Apart from digitization efforts, libraries must also invest in robust metadata management systems. Metadata provides valuable contextual information about each item in an archive – such as authorship, publication date, or associated events – facilitating organized cataloging and efficient retrieval. A well-designed metadata system enhances discoverability by allowing users to filter search results based on specific criteria or keywords.
As we navigate the possibilities presented by digital conservation strategies, it is essential to acknowledge some potential challenges and considerations:
- Financial implications: Digitizing extensive collections requires significant financial resources for equipment maintenance and staff training.
- Copyright issues: Libraries must ensure compliance with copyright regulations when making copyrighted works available digitally.
- Long-term data preservation: Digital files require regular monitoring and migration to new formats over time to prevent loss or obsolescence.
- Accessibility limitations: While digital platforms enhance access for many, ensuring equitable accessibility for individuals with disabilities remains an ongoing concern.

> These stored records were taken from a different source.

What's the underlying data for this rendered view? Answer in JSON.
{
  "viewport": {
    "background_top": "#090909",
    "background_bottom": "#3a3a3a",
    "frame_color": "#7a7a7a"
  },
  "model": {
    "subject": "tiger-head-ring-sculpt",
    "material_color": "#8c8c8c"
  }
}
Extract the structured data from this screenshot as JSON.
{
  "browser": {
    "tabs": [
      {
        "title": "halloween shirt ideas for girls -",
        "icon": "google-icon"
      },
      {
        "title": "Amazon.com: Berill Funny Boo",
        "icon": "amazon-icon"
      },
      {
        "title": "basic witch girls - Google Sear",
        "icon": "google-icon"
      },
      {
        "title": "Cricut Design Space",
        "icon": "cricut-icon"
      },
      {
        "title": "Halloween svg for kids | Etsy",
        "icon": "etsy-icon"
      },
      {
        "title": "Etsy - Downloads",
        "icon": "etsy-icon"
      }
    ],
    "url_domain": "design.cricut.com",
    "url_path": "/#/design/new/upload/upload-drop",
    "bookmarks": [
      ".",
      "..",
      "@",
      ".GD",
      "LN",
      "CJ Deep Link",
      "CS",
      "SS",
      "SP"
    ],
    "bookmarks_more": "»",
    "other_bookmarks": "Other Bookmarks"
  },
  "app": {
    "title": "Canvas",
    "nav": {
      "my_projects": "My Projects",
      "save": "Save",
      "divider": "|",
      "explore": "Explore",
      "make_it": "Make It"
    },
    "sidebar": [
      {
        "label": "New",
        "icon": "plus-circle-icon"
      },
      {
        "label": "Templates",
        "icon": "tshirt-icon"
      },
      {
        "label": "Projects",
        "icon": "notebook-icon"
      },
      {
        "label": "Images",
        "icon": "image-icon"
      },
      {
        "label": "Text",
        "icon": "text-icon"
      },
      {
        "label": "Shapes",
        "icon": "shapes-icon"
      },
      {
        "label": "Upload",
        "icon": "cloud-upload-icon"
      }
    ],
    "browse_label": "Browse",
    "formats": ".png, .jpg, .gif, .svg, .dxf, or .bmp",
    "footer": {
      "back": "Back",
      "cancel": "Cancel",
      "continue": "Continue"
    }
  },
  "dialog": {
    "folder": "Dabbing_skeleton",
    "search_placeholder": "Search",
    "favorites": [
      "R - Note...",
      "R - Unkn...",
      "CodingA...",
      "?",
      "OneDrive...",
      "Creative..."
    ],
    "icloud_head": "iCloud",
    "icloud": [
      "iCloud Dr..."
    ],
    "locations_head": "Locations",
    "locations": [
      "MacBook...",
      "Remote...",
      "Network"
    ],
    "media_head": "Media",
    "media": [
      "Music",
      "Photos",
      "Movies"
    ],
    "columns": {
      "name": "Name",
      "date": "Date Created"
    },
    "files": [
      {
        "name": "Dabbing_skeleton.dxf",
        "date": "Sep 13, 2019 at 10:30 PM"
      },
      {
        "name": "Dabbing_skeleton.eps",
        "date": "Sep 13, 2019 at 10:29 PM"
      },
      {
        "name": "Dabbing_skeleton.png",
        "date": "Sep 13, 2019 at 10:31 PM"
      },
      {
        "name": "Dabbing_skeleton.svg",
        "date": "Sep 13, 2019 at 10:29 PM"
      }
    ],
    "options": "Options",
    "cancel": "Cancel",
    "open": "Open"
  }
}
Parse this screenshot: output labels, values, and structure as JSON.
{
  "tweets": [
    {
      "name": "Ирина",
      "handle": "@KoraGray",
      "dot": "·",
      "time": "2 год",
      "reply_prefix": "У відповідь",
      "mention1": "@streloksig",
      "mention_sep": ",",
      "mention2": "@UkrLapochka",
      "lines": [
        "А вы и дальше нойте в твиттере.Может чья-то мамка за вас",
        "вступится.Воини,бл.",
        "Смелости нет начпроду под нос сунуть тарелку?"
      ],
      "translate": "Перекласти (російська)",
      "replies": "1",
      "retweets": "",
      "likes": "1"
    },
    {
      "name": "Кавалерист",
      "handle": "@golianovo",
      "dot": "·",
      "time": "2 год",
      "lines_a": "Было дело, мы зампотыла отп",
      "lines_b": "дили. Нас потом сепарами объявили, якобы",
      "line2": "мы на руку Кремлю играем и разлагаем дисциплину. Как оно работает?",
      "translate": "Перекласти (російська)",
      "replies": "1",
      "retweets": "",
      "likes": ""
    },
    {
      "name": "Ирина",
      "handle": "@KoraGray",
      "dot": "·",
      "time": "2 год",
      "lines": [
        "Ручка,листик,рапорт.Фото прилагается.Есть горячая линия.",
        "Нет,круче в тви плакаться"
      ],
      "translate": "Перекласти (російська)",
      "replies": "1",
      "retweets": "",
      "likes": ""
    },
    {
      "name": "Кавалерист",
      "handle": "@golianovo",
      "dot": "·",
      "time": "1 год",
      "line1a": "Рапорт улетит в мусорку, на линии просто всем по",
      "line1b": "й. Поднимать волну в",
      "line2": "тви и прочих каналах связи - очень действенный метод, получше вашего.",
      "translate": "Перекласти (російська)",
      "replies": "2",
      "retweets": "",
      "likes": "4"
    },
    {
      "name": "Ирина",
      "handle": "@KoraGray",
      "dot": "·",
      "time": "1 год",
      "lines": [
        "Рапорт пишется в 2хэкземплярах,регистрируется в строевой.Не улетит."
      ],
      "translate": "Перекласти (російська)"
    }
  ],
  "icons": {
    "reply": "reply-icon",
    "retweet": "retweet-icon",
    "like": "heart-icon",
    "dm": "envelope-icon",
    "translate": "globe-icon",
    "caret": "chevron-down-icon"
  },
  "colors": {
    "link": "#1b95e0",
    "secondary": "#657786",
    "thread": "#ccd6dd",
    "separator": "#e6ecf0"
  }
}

By embracing digital conservation strategies and addressing these challenges proactively, libraries can preserve their collections effectively while providing enhanced access to materials that were once only accessible to a select few. With the potential for wider dissemination of knowledge and increased engagement from researchers and enthusiasts alike, the digitization of library archives paves the way for a more inclusive future in preserving our cultural heritage.